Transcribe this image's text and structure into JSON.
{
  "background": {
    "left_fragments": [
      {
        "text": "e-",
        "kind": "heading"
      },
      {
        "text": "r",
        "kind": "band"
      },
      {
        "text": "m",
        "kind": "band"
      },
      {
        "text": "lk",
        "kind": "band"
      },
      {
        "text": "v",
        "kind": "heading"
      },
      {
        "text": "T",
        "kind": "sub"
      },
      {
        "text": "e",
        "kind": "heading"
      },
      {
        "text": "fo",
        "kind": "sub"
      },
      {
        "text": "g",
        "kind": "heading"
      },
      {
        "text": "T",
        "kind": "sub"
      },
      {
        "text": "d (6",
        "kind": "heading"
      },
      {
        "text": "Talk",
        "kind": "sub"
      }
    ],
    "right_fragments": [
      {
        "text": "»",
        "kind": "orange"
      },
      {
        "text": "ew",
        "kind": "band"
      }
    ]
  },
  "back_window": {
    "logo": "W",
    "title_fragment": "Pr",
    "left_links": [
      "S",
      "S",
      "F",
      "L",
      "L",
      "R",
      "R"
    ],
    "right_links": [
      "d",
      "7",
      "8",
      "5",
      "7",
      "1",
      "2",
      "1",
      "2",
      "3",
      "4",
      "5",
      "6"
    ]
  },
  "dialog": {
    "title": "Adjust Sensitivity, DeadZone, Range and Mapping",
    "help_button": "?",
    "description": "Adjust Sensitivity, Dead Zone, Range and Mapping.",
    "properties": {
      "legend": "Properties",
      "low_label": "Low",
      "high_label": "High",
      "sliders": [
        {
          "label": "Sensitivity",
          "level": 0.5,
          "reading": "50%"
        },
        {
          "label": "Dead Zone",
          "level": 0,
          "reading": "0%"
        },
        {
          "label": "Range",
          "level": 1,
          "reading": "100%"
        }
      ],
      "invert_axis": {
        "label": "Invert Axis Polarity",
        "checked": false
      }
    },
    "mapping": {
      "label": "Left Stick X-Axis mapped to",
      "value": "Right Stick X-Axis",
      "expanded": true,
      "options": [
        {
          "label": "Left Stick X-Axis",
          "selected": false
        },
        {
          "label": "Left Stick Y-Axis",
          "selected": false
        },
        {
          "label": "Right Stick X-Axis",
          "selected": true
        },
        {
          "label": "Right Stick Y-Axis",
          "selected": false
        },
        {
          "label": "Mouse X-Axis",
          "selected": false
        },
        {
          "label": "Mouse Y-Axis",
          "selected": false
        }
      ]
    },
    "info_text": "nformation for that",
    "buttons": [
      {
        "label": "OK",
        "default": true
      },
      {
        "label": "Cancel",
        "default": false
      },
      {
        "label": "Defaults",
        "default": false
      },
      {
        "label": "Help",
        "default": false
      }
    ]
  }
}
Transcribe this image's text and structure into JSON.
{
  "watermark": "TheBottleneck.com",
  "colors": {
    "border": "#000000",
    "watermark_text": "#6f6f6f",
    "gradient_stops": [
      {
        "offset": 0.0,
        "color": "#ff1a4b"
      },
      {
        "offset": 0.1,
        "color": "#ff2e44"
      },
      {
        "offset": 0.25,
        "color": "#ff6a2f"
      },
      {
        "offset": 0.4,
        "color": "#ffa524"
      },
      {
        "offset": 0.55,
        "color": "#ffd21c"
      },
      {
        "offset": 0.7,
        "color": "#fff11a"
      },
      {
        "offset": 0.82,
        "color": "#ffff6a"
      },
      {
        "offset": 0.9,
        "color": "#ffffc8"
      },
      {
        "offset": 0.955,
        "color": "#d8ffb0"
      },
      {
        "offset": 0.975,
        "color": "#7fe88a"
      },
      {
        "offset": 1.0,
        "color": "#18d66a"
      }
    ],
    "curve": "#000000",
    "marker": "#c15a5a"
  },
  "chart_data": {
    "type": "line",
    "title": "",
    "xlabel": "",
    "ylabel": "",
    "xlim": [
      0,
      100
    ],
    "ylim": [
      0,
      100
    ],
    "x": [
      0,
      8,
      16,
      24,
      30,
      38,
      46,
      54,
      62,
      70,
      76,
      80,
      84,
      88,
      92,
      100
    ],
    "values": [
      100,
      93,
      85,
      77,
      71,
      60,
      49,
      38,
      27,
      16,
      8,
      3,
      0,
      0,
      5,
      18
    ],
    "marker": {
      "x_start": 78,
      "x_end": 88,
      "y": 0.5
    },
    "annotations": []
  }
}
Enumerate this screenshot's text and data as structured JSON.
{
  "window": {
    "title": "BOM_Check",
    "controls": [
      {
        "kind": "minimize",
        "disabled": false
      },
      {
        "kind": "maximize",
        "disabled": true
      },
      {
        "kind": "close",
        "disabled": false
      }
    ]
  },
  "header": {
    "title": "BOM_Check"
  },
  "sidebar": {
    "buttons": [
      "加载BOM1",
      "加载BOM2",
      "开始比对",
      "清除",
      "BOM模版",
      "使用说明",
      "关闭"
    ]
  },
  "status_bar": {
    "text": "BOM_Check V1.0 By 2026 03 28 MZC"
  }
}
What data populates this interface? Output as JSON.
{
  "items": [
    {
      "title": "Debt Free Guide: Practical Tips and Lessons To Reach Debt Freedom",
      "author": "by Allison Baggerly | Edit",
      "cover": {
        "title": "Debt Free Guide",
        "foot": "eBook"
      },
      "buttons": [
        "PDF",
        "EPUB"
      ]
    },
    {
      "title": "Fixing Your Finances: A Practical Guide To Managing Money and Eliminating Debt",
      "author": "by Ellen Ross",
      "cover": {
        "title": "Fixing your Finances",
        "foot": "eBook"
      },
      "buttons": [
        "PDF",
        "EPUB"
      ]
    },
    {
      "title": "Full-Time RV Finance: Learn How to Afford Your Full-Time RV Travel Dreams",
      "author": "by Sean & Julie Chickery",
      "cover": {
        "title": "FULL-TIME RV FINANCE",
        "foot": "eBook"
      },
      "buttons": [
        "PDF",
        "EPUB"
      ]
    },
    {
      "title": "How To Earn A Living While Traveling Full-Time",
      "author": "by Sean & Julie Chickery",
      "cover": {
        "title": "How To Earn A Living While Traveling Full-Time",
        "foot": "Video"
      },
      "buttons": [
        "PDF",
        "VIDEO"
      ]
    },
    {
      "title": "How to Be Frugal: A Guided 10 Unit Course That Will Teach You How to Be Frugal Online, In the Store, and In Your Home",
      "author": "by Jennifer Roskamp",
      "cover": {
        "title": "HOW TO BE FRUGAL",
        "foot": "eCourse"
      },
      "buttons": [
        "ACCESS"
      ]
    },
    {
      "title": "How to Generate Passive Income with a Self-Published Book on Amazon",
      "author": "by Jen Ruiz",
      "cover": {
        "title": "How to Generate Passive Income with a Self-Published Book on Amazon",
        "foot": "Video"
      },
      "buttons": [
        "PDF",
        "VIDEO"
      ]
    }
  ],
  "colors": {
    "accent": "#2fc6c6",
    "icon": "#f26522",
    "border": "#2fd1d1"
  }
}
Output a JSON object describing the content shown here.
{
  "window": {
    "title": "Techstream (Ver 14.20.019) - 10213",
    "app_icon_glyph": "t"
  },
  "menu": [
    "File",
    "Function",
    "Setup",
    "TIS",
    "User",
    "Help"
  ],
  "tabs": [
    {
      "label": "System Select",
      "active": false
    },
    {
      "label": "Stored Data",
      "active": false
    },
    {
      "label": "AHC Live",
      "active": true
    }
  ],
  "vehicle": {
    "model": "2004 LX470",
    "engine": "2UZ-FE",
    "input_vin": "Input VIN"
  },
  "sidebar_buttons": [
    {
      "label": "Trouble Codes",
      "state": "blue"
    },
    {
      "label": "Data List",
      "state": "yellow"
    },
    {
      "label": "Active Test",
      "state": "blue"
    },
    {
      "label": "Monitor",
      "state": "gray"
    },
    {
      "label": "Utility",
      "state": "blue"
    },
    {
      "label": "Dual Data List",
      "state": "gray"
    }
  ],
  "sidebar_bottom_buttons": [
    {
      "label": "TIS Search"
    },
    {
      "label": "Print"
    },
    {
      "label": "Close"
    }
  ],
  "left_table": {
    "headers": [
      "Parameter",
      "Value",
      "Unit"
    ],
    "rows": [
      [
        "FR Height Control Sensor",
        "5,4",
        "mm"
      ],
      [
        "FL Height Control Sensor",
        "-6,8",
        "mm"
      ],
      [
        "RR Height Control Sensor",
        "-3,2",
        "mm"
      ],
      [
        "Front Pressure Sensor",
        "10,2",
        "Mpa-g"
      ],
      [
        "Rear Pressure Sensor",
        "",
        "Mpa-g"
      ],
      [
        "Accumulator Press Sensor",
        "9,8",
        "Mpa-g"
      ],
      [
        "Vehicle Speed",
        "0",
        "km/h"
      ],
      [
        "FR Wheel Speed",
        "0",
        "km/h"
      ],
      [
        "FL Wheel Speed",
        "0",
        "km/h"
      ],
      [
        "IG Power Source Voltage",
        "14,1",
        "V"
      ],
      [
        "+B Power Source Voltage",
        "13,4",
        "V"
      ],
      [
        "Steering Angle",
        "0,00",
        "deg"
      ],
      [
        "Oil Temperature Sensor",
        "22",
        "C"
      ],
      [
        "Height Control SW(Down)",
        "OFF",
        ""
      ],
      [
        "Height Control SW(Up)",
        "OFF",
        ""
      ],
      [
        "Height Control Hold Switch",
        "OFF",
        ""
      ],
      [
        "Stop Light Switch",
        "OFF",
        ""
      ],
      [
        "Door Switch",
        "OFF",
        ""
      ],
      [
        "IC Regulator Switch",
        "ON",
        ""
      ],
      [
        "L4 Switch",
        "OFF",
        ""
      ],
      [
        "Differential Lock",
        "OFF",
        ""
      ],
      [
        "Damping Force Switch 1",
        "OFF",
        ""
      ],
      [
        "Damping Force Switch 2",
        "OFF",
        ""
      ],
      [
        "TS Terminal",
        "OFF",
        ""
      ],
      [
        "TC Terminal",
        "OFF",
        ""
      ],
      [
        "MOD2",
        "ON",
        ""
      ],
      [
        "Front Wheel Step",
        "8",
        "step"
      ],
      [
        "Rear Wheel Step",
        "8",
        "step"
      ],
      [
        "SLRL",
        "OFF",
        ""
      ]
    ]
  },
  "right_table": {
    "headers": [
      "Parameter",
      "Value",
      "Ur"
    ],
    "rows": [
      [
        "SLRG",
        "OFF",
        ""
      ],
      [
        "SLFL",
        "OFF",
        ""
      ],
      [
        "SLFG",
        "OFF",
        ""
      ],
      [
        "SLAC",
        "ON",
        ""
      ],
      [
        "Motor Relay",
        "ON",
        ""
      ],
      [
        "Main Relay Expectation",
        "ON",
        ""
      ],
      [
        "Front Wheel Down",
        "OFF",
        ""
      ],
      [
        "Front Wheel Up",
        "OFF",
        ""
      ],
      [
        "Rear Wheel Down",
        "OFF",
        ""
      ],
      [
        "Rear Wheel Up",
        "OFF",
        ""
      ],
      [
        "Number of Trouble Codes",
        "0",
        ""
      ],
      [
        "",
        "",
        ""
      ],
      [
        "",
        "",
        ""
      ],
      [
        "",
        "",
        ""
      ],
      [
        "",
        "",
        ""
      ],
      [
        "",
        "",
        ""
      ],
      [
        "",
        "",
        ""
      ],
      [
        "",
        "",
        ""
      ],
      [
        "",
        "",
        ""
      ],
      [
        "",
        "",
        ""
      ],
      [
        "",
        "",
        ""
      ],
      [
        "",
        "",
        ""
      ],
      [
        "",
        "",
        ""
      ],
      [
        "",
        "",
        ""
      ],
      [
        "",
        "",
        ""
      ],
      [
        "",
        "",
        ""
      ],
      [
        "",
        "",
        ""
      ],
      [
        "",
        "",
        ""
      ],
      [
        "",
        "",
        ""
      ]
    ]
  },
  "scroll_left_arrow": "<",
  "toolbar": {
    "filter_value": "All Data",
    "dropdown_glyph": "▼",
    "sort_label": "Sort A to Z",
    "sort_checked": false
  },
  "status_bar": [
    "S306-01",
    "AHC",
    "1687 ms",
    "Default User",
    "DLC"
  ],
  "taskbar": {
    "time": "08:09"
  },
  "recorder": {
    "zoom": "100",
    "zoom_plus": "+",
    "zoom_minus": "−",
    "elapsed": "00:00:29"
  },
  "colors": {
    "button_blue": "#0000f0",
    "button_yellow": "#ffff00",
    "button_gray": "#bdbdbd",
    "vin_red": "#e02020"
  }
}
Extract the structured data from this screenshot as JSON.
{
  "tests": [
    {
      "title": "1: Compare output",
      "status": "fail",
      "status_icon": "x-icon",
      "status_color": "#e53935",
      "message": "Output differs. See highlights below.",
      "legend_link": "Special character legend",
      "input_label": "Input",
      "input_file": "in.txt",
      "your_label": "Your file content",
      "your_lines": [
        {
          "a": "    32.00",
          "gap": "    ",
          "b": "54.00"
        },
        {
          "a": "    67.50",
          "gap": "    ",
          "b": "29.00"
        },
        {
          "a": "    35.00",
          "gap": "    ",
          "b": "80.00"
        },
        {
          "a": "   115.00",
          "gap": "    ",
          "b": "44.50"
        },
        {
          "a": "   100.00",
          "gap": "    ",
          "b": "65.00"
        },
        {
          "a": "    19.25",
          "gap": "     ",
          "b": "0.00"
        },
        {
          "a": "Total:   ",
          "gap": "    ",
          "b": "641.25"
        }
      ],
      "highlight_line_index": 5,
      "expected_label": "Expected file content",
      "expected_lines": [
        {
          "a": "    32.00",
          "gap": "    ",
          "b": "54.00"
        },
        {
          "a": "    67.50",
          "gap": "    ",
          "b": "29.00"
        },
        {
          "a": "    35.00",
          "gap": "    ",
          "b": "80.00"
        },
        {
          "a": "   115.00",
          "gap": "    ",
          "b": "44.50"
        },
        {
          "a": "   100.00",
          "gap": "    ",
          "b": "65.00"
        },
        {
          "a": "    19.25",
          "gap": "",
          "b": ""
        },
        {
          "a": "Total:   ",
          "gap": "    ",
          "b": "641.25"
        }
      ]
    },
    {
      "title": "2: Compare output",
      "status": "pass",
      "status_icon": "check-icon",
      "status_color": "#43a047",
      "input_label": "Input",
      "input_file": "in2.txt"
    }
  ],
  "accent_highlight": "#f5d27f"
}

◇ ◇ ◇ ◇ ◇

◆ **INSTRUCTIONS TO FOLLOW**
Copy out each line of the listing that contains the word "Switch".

◆ **WRITTEN ANSWER**
        "Height Control Hold Switch",
        "Stop Light Switch",
        "Door Switch",
        "IC Regulator Switch",
        "L4 Switch",
        "Damping Force Switch 1",
        "Damping Force Switch 2",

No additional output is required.